Alice Jones is an internal medicine intern starting at Smith Hospital. At orientation, she meets Brad Green, a second-year resident. In conversation, he mentions how he follows physicians on Instagram who offer advice about residency, discuss anonymous cases on the wards, and post how-to videos for performing hospital procedures (such as peripheral IVs and thoracenteses). He also mentions that he posts frequently on Instagram and invites Dr Jones to follow his account.

 Finding his account online, she notices that he has more than 40,000 followers on Instagram. His name on the account is listed as "Brad, MD," and his Instagram handle is @dr_brad. His recent posts include the birth of a child and family trips to a nearby big city, but Dr Brad also promotes products for businesses through posts that often include anecdotes about his time in residency, with photos of him at Smith Hospital. One series of posts, for example, highlight a local gym that gives him a free membership. Other posts feature him recommending a company's weight loss product and offer a 20% promotional discount for its products. Each company pays Dr Brad according to the number of his followers.
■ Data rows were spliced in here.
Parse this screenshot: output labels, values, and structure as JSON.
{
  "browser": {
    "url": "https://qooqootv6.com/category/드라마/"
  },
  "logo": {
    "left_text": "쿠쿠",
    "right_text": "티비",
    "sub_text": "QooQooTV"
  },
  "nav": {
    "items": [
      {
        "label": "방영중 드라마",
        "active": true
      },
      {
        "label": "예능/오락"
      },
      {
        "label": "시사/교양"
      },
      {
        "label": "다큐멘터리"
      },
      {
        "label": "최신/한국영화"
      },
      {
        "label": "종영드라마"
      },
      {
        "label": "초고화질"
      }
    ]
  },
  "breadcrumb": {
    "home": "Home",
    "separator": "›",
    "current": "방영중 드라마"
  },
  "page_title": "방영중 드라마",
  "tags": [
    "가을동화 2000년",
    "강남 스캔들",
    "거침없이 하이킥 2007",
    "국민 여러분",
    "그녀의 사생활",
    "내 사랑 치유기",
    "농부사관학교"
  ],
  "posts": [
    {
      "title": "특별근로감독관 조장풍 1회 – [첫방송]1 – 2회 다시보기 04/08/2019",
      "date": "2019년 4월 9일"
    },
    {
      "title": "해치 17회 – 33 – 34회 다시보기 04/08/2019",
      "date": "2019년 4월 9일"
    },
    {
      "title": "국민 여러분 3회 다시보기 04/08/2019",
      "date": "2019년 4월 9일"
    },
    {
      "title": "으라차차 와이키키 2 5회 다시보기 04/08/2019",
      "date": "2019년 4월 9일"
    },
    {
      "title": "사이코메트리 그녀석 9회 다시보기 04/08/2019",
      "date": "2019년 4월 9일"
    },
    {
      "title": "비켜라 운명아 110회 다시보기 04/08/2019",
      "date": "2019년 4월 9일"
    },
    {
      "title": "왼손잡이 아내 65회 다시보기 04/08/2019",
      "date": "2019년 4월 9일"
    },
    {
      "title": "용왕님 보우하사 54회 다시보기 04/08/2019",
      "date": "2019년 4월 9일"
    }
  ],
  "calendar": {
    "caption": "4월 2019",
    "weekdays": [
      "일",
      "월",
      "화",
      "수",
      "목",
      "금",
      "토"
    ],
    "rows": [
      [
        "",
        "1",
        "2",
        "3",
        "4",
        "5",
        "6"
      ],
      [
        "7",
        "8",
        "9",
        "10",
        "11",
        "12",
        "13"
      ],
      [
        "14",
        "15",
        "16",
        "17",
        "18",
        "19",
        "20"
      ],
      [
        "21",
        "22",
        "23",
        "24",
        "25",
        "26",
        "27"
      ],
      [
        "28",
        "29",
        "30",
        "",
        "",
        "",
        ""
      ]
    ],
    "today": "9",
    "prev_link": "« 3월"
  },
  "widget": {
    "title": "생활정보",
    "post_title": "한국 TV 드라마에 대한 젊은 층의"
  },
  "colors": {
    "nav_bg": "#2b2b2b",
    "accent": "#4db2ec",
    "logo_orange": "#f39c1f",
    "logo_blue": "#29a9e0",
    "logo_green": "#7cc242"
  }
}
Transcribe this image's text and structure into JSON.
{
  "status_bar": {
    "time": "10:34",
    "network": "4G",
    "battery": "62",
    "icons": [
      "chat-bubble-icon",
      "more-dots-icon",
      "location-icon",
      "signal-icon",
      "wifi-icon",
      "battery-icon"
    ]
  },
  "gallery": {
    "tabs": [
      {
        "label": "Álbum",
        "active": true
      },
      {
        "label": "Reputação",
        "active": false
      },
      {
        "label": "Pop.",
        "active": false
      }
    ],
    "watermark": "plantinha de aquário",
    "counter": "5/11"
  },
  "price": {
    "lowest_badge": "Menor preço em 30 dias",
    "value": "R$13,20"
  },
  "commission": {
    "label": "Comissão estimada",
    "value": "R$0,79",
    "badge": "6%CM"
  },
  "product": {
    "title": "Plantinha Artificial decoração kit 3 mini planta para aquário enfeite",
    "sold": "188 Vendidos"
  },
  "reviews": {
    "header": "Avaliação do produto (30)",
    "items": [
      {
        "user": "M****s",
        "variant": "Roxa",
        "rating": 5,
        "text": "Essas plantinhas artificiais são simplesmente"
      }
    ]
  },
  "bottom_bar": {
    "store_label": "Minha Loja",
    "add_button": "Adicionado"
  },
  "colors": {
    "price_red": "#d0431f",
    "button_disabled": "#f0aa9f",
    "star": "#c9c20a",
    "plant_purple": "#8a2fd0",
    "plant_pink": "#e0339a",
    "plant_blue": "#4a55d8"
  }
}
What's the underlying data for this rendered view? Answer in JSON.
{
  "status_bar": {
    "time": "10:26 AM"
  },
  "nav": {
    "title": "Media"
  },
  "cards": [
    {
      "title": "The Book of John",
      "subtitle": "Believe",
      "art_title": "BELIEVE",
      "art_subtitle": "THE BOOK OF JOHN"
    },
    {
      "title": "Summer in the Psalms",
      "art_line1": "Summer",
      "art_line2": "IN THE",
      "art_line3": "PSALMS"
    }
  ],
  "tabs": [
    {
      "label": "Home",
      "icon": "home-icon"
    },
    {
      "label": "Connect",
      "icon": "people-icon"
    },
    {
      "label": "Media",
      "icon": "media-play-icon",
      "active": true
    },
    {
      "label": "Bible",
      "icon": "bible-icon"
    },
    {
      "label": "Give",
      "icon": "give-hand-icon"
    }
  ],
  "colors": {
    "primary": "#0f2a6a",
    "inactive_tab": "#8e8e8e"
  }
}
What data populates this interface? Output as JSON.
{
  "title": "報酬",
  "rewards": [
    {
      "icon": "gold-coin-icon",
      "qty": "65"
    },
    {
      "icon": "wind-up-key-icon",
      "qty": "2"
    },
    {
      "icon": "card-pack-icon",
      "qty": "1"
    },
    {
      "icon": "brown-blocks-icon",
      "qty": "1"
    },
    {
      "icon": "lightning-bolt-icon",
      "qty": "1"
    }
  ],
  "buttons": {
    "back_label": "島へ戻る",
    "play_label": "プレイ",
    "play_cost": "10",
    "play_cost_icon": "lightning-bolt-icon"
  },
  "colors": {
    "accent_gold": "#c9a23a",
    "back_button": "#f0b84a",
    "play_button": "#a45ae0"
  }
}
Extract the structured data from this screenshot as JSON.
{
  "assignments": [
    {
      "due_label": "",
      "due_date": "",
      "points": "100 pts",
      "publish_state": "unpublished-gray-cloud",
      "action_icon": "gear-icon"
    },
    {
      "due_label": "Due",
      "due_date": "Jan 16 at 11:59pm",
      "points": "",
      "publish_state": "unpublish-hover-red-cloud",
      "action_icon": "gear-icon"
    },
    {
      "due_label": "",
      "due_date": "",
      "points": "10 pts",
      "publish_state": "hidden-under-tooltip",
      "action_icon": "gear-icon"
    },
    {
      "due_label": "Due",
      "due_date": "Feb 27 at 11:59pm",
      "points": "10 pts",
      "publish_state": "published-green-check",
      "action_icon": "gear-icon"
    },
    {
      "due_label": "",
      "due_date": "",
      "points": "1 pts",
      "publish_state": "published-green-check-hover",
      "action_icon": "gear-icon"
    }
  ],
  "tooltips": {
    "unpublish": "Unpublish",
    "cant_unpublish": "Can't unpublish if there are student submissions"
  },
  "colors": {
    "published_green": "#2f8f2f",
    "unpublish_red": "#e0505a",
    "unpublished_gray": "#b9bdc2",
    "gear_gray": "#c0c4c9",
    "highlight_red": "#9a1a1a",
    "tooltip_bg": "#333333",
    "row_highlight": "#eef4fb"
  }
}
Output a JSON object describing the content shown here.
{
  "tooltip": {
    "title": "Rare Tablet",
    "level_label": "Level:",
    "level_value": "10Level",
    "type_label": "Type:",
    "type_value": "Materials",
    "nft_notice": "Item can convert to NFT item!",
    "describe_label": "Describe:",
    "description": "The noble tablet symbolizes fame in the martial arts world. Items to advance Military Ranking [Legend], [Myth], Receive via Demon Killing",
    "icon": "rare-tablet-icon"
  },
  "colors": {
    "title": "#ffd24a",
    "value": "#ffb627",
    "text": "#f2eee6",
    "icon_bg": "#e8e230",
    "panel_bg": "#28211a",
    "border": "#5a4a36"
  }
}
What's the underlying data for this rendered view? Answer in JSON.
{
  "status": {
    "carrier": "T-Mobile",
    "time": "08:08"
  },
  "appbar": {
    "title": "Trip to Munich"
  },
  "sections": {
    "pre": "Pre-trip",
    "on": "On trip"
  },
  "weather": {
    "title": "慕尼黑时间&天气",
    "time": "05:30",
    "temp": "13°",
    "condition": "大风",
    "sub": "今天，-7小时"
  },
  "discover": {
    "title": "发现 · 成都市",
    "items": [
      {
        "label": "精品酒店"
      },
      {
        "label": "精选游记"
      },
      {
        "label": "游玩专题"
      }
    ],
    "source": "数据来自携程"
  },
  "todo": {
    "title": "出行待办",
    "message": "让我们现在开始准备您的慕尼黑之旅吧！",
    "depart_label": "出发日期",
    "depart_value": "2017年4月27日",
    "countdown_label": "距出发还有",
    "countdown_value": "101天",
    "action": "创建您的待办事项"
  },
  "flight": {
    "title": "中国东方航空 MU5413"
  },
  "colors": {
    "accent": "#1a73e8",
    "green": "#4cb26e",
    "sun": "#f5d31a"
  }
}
 Dr Jones enjoys some of Brad's posts but feels uneasy, especially about those in which he promotes products. She later finds similar posts by another resident physician. She wonders if these accounts violate any ethical principles or professional boundaries and what she should do about her concerns.

Table of Contents

  1. Case History
  2. Commentary
  • Print